First off, let me start with an extra large, supersized, extremely grateful - thank you! Your response to The Record Club has been incredible and put a little extra zip in my step. I feel fortunate to build this club with such a wicked-cool group of people. Please don’t be shy! Let me know your hopes, dreams or any ideas you might have for this club and what you would like to hear from me. Let’s build it together.
'When you come to a fork in the road, take it' - Yogi Berra
It’s not like I didn’t have a plan, I did. It just got blindsided by that thing we all just went through. And when there were no shows, rehearsals, no tour plans or jams - my wheels started spinning.
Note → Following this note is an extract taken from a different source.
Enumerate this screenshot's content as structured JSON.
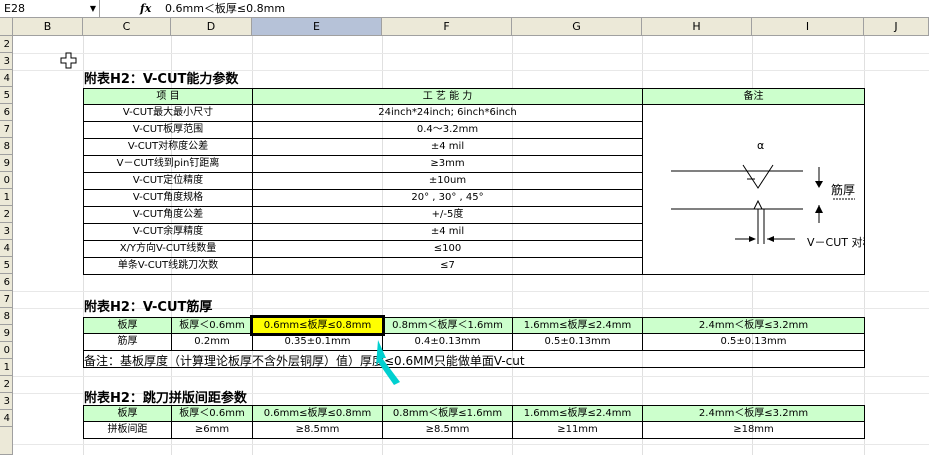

Big time!
As my good pal Loz said, when you don’t know where you are - you just go back to where you last knew where you were. Something like that...
So that’s what I did. Each day I would grab my guitar, open my notebook, and pick up where I left off the day before. I got back to what I loved. I would tell that little judgemental demon on my shoulder to kindly leave this part of the process alone - I’m just singing and trying to get some pen on the paper. Put ‘em together and you got yourself a song. Take a bit of that pressure off and write a song for you.
It started off slowly. And rather sad to be honest (it was the height of the pandemic just a few weeks after I released Fingers Crossed so you wouldn’t say I was joy to be around). But as time drifted on, the songs evolved and continued to show themselves. The more I explored the heart of the song, the clearer it became.
I’ve always assumed that if I enjoy singing it, as in I keep returning to it, then maybe I’ve got something worthy of further exploration. But that process can take a lot of time and patience.
As I went, I began to see the thread weaves through it all.
Like each song a distant cousin to the next. All of them connected in one way or another.
So, I had to make sure the recordings were just right.
Over the fall and into this winter, I made a few trips to lower mainland to record with Jay Stewart. Stewy works out of Fort Studio in Fort Langley, BC and is an incredible drummer, engineer, and producer. On the drums he has the softest touch yet a heavy sense of groove, like a weighted blanket. He dove headfirst into these songs alongside me, no hesitation and never looked back. I’m so very grateful for his help and let me tell you, the drums on these recordings sound amazing. Like really, really, really, good!!
Another integral part of the process was Jer Friesen. He’s the kind of musician that you don’t hold back - just let him do his thing. He brings an energy and an understanding that only few musicians possess and Jer has played on almost every single album on mine. That’s how much I trust his instincts.
Jer has also been battling stage four pancreatic cancer for almost a year now and I consider myself extremely lucky to have him on these songs. Over the years and throughout this recording, I’ve learned so much from listening and watching his approach to creating music. It’s extremely special to have him on these recordings.*
Together, we just started working through the tunes. One by one, and eventually we rolled through five songs. With a thread that weaves through it all.
Oleander is a song leaning into balance, a poisonous flower. And, also about how the Maple Leafs may never win the Cup. Until You’re Already There drives and drives because life is all about the journey after all. Another is Modern Drugs - a love song I wrote after being blown away by the strength, courage that it takes when a new light is brought into the world.
There’s an energy in these songs and a life to them that I really hope you’re able to resonate with. We’ll start rolling them out shortly and I hope you love ‘em.
* Here’s a link to the gofundme set up for Jer Friesen and his family. If you’ve got a little extra these days please consider spreading some love to them! Thank you!
Will there be synthesizers?